• [TASK OBJECTIVE] Reproduce every record below exactly as written, but leave out any pictures.

• [RECORDS FOR THIS TASK]
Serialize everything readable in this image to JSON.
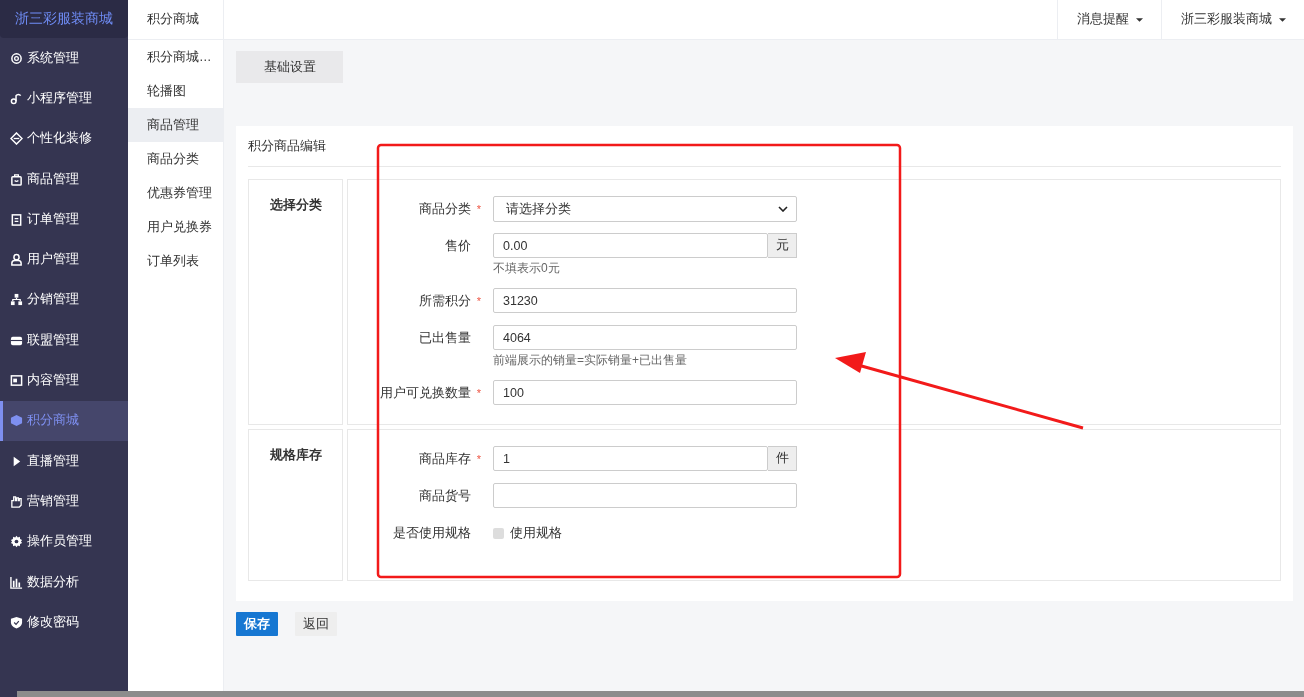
{
  "brand": "浙三彩服装商城",
  "sidebar": {
    "items": [
      {
        "label": "系统管理",
        "selected": false
      },
      {
        "label": "小程序管理",
        "selected": false
      },
      {
        "label": "个性化装修",
        "selected": false
      },
      {
        "label": "商品管理",
        "selected": false
      },
      {
        "label": "订单管理",
        "selected": false
      },
      {
        "label": "用户管理",
        "selected": false
      },
      {
        "label": "分销管理",
        "selected": false
      },
      {
        "label": "联盟管理",
        "selected": false
      },
      {
        "label": "内容管理",
        "selected": false
      },
      {
        "label": "积分商城",
        "selected": true
      },
      {
        "label": "直播管理",
        "selected": false
      },
      {
        "label": "营销管理",
        "selected": false
      },
      {
        "label": "操作员管理",
        "selected": false
      },
      {
        "label": "数据分析",
        "selected": false
      },
      {
        "label": "修改密码",
        "selected": false
      }
    ]
  },
  "submenu": {
    "title": "积分商城",
    "items": [
      {
        "label": "积分商城…",
        "selected": false
      },
      {
        "label": "轮播图",
        "selected": false
      },
      {
        "label": "商品管理",
        "selected": true
      },
      {
        "label": "商品分类",
        "selected": false
      },
      {
        "label": "优惠券管理",
        "selected": false
      },
      {
        "label": "用户兑换券",
        "selected": false
      },
      {
        "label": "订单列表",
        "selected": false
      }
    ]
  },
  "topbar": {
    "menus": [
      "消息提醒",
      "浙三彩服装商城"
    ]
  },
  "tabs": [
    {
      "label": "基础设置",
      "selected": true
    }
  ],
  "panel": {
    "title": "积分商品编辑",
    "sections": [
      {
        "title": "选择分类",
        "fields": [
          {
            "kind": "select",
            "label": "商品分类",
            "mark": "*",
            "value": "请选择分类"
          },
          {
            "kind": "input",
            "label": "售价",
            "value": "0.00",
            "addon": "元",
            "hint": "不填表示0元"
          },
          {
            "kind": "input",
            "label": "所需积分",
            "mark": "*",
            "value": "31230"
          },
          {
            "kind": "input",
            "label": "已出售量",
            "value": "4064",
            "hint": "前端展示的销量=实际销量+已出售量"
          },
          {
            "kind": "input",
            "label": "用户可兑换数量",
            "mark": "*",
            "value": "100"
          }
        ]
      },
      {
        "title": "规格库存",
        "fields": [
          {
            "kind": "input",
            "label": "商品库存",
            "mark": "*",
            "value": "1",
            "addon": "件"
          },
          {
            "kind": "input",
            "label": "商品货号"
          },
          {
            "kind": "checkbox",
            "label": "是否使用规格",
            "option": "使用规格",
            "checked": false
          }
        ]
      }
    ]
  },
  "buttons": [
    {
      "label": "保存",
      "kind": "primary"
    },
    {
      "label": "返回",
      "kind": "default"
    }
  ]
}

• [OUTPUT FOR THIS EXERCISE]
Serialize everything readable in this image to JSON.
{
  "brand": "浙三彩服装商城",
  "sidebar": {
    "items": [
      {
        "label": "系统管理",
        "selected": false
      },
      {
        "label": "小程序管理",
        "selected": false
      },
      {
        "label": "个性化装修",
        "selected": false
      },
      {
        "label": "商品管理",
        "selected": false
      },
      {
        "label": "订单管理",
        "selected": false
      },
      {
        "label": "用户管理",
        "selected": false
      },
      {
        "label": "分销管理",
        "selected": false
      },
      {
        "label": "联盟管理",
        "selected": false
      },
      {
        "label": "内容管理",
        "selected": false
      },
      {
        "label": "积分商城",
        "selected": true
      },
      {
        "label": "直播管理",
        "selected": false
      },
      {
        "label": "营销管理",
        "selected": false
      },
      {
        "label": "操作员管理",
        "selected": false
      },
      {
        "label": "数据分析",
        "selected": false
      },
      {
        "label": "修改密码",
        "selected": false
      }
    ]
  },
  "submenu": {
    "title": "积分商城",
    "items": [
      {
        "label": "积分商城…",
        "selected": false
      },
      {
        "label": "轮播图",
        "selected": false
      },
      {
        "label": "商品管理",
        "selected": true
      },
      {
        "label": "商品分类",
        "selected": false
      },
      {
        "label": "优惠券管理",
        "selected": false
      },
      {
        "label": "用户兑换券",
        "selected": false
      },
      {
        "label": "订单列表",
        "selected": false
      }
    ]
  },
  "topbar": {
    "menus": [
      "消息提醒",
      "浙三彩服装商城"
    ]
  },
  "tabs": [
    {
      "label": "基础设置",
      "selected": true
    }
  ],
  "panel": {
    "title": "积分商品编辑",
    "sections": [
      {
        "title": "选择分类",
        "fields": [
          {
            "kind": "select",
            "label": "商品分类",
            "mark": "*",
            "value": "请选择分类"
          },
          {
            "kind": "input",
            "label": "售价",
            "value": "0.00",
            "addon": "元",
            "hint": "不填表示0元"
          },
          {
            "kind": "input",
            "label": "所需积分",
            "mark": "*",
            "value": "31230"
          },
          {
            "kind": "input",
            "label": "已出售量",
            "value": "4064",
            "hint": "前端展示的销量=实际销量+已出售量"
          },
          {
            "kind": "input",
            "label": "用户可兑换数量",
            "mark": "*",
            "value": "100"
          }
        ]
      },
      {
        "title": "规格库存",
        "fields": [
          {
            "kind": "input",
            "label": "商品库存",
            "mark": "*",
            "value": "1",
            "addon": "件"
          },
          {
            "kind": "input",
            "label": "商品货号"
          },
          {
            "kind": "checkbox",
            "label": "是否使用规格",
            "option": "使用规格",
            "checked": false
          }
        ]
      }
    ]
  },
  "buttons": [
    {
      "label": "保存",
      "kind": "primary"
    },
    {
      "label": "返回",
      "kind": "default"
    }
  ]
}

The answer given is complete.